The Forth & Clyde Canal links the Irish Sea with the North Sea, running from Bowling on the Clyde Estuary, to Grangemouth and the magnificent Kelpies on the Firth of Forth.
The Union Canal is linked to the Forth & Clyde Canal at Falkirk by the Falkirk Wheel, the world’s first rotating boat lift. At the other end it reaches Edinburgh, terminating at Edinburgh Quay in the City Centre.
Together these two canals make up the Scottish Lowland Canals. They are quite different to the canals found in England and Wales. The Forth & Clyde is much wider and the Union Canal is a contour canal, with no locks or bridges that have to be opened.
The Forth & Clyde Canal first opened in 1790, providing a route for seagoing vessels between the Firth of Forth and the Firth of Clyde. The Union Canal, which opened in 1842, was built to bring coal and other minerals to Edinburgh.
Both canals were closed in the 1960’s until Lottery funding was obtained to fund their restoration, completed in 2001, and the construction of the Falkirk Wheel, which opened a year later. This magnificent structure, which replaces a flight of 11 locks, moves boats between the two canals in two giant gondolas, raising or lowering them 25 metres.
Drifters offers canal boat hire from Falkirk. Here are our Top 5 canal boat holidays on the Scottish Lowland Canals for 2020:
- Travel through the Scottish Lowlands to Edinburgh – from our canal boat hire base at Falkirk,Edinburgh Quay is a sedate 11-hour journey along the peaceful Union Canal. Perfect for a four night mid-week break, the trip starts with a passage through the Falkirk Wheel, and then passes through the lovely lowland villages of Linlithgow, Broxburn and Ratho. Visitor moorings are available at Edinburgh Quay, just a five-minute walk from Princes Street, with easy access to the City’s many attractions, including Edinburgh Castle and Mary King Close, frozen in time beneath the Royal Mile.
- Glide along the Forth & Clyde to visit Glasgow – from Falkirk, it’s a peaceful nine-hour cruise along the Forth & Clyde Canal to the City of Glasgow – perfect for a three or four-night short break. Along the way, boaters will travel 22 miles and will pass through five locks. This scenic route passes through Auchinstarry, the River Kelvin Valley with magnificent views of the Campsie Fells above, and the town of Kirkintillock. There are moorings at Applecross Street Basin, with access to Glasgow’s wealth of museums, galleries and cultural centres, including the Hunterian Museum, home to one of Scotland’s finest collections.
- Navigate to Bowling & back – on a week’s break from Falkirk, narrowboat holiday-makers can travel along the Forth & Clyde Canal, following the Clyde Estuary all the way down to the old ship building village of Bowling in West Dunbartonshire. The route has a rich mix of industry old and new, as well as stunning views of the Clyde and relics of the ship building era. Along the way, boaters will pass through Auchinstarry, the site of a Roman fort, and Kirkintilloch, which dates back to the 13th century. The journey to Bowling and back travels 58 miles, passing through 48 locks and takes around 32 cruising hours.
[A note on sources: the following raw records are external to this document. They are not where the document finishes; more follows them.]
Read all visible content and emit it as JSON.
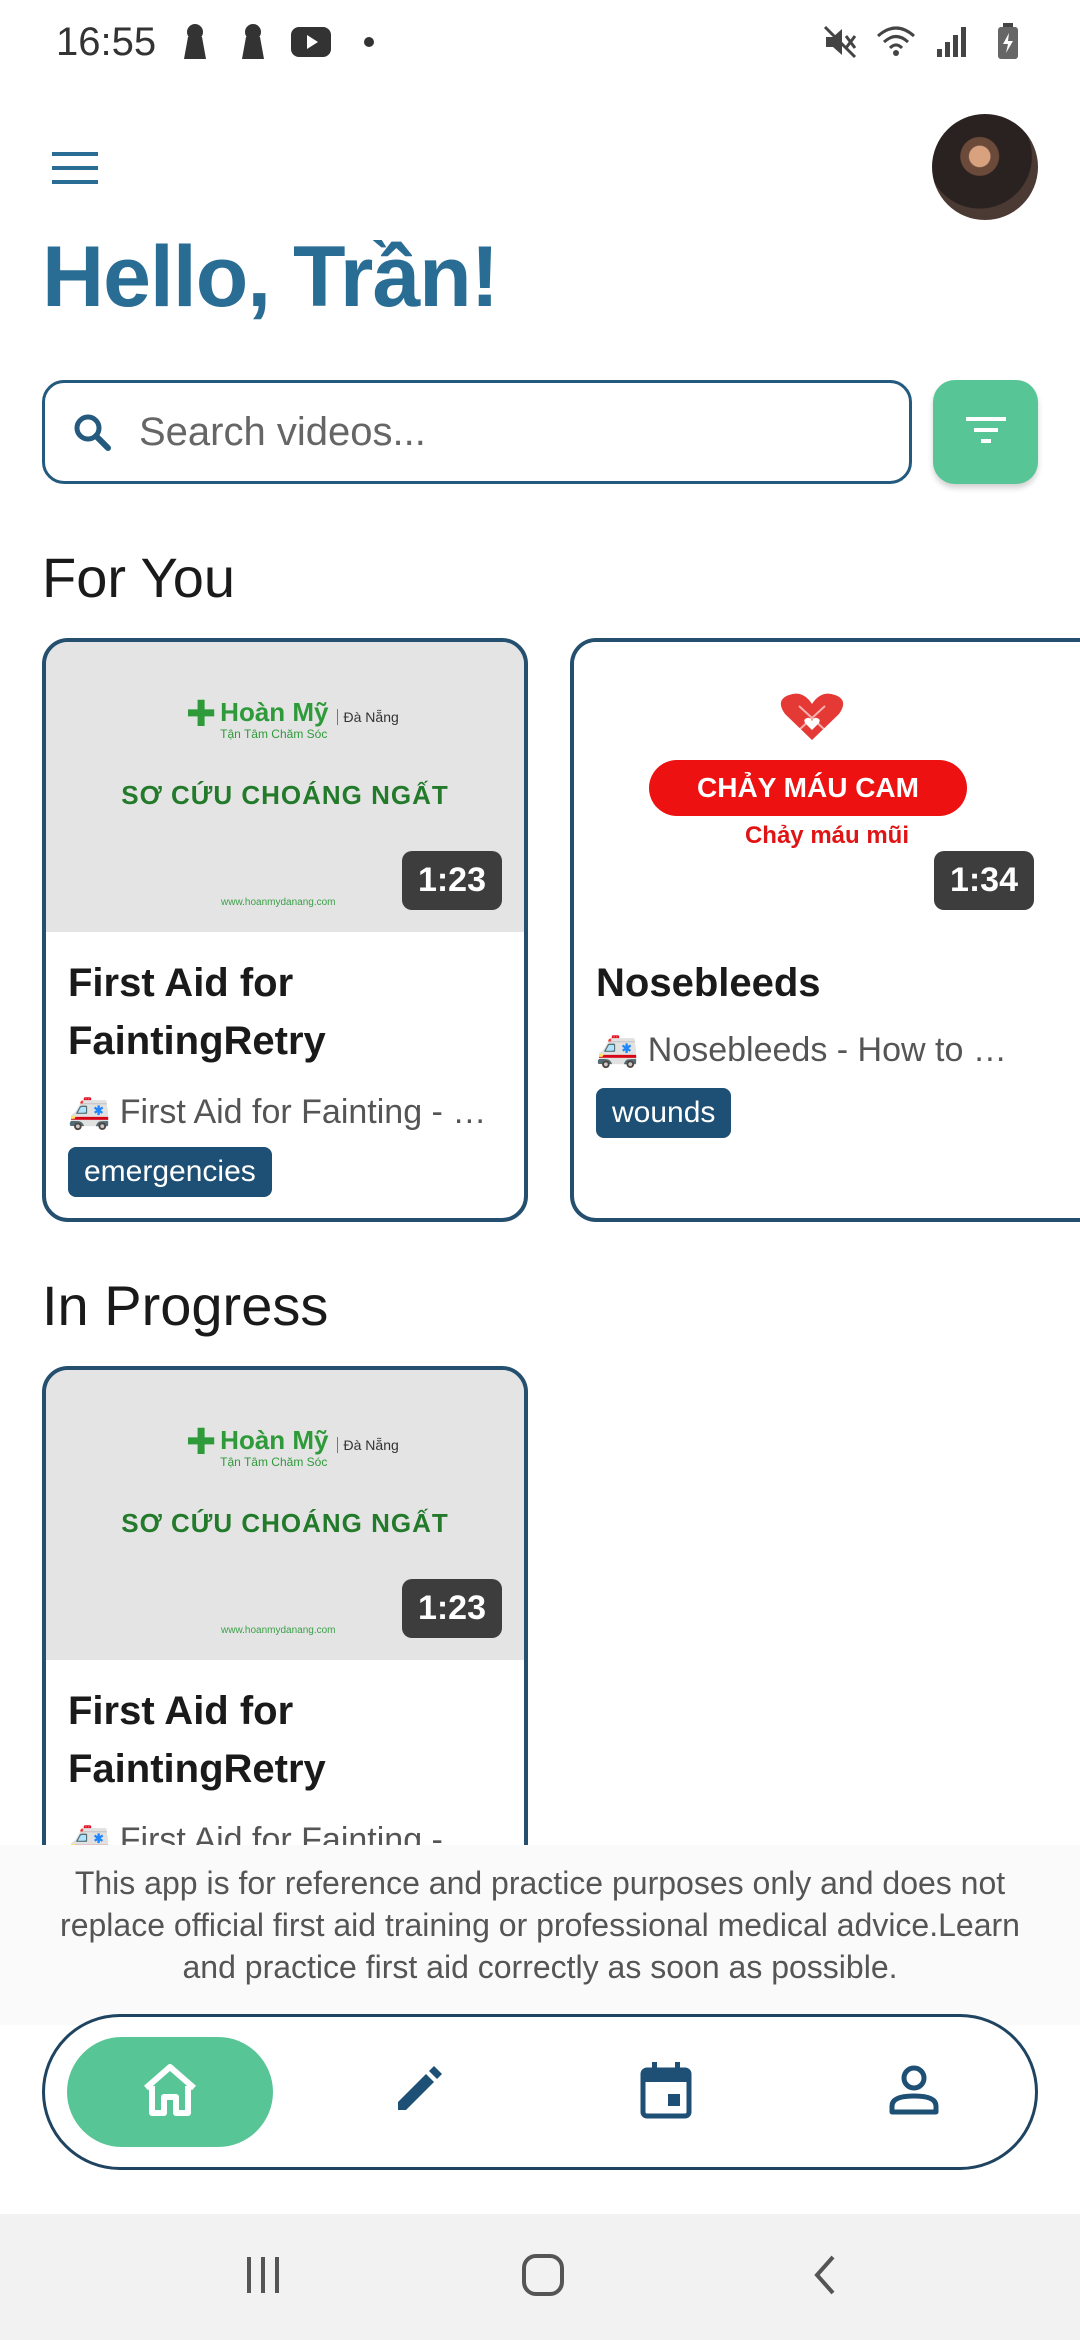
{
  "status_bar": {
    "time": "16:55",
    "left_icons": [
      "keyhole-icon",
      "keyhole-icon",
      "youtube-icon",
      "dot-icon"
    ],
    "right_icons": [
      "mute-icon",
      "wifi-icon",
      "signal-icon",
      "battery-icon"
    ]
  },
  "header": {
    "greeting": "Hello, Trần!"
  },
  "search": {
    "placeholder": "Search videos..."
  },
  "sections": {
    "for_you": "For You",
    "in_progress": "In Progress"
  },
  "for_you_cards": [
    {
      "title": "First Aid for FaintingRetry",
      "description": "🚑 First Aid for Fainting - …",
      "duration": "1:23",
      "tag": "emergencies",
      "thumb": {
        "brand": "Hoàn Mỹ",
        "brand_sub": "Tận Tâm Chăm Sóc",
        "city": "Đà Nẵng",
        "headline": "SƠ CỨU CHOÁNG NGẤT",
        "url": "www.hoanmydanang.com"
      }
    },
    {
      "title": "Nosebleeds",
      "description": "🚑 Nosebleeds - How to …",
      "duration": "1:34",
      "tag": "wounds",
      "thumb": {
        "headline": "CHẢY MÁU CAM",
        "subline": "Chảy máu mũi"
      }
    }
  ],
  "in_progress_cards": [
    {
      "title": "First Aid for FaintingRetry",
      "description": "🚑 First Aid for Fainting - …",
      "duration": "1:23",
      "thumb": {
        "brand": "Hoàn Mỹ",
        "brand_sub": "Tận Tâm Chăm Sóc",
        "city": "Đà Nẵng",
        "headline": "SƠ CỨU CHOÁNG NGẤT",
        "url": "www.hoanmydanang.com"
      }
    }
  ],
  "disclaimer": "This app is for reference and practice purposes only and does not replace official first aid training or professional medical advice.Learn and practice first aid correctly as soon as possible.",
  "bottom_nav": [
    {
      "icon": "home-icon",
      "active": true
    },
    {
      "icon": "edit-icon",
      "active": false
    },
    {
      "icon": "calendar-icon",
      "active": false
    },
    {
      "icon": "profile-icon",
      "active": false
    }
  ],
  "colors": {
    "primary": "#2a6d94",
    "accent_green": "#58c596",
    "card_border": "#244f6e",
    "tag_bg": "#1e4f74"
  }
}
- Cruise to Ratho and back – from Falkirk, it’s a peaceful eight-hour cruise along the Union Canal to the conservation village of Ratho, with its popular canalside Bridge Inn. The route begins by passing over the Falkirk Wheel, through two manned locks, crossing the Greenbank Aqueduct and then passing through the Falkirk Tunnel. After enjoying miles of peaceful countryside, boaters reach the historic town of Linlithgow, home to the beautifully preserved remains of Linlithgow Palace on the shores of Linlithgow Loch, the birthplace of Mary Queen of Scots and arguably Scotland’s finest surviving late medieval building. Linlithgow has some excellent eateries, including the award-winning Four Marys pub. The journey to Ratho and back travels 48 miles, passing through four locks (two each way) and takes around 16 hours.
- See the largest pair of equine statues on the planet – at 30-metres high, the magnificent Kelpies stand at the gateway to the new extension to the Forth & Clyde Canal, by the River Carron. Based on the heavy horses that one plied the canal towpaths, these mythical water horses are an extraordinary site and form part of a new 350-hectare Helix park at the end of the canal extension at Grangemouth. From Drifters’ narrowboat hire base at Falkirk, narrowboat holiday-makers can reach the Kelpies on a relaxed short break. Cruising just four miles each way and passing through 14 locks each way, the journey to the Kelpies and back takes around eight hours.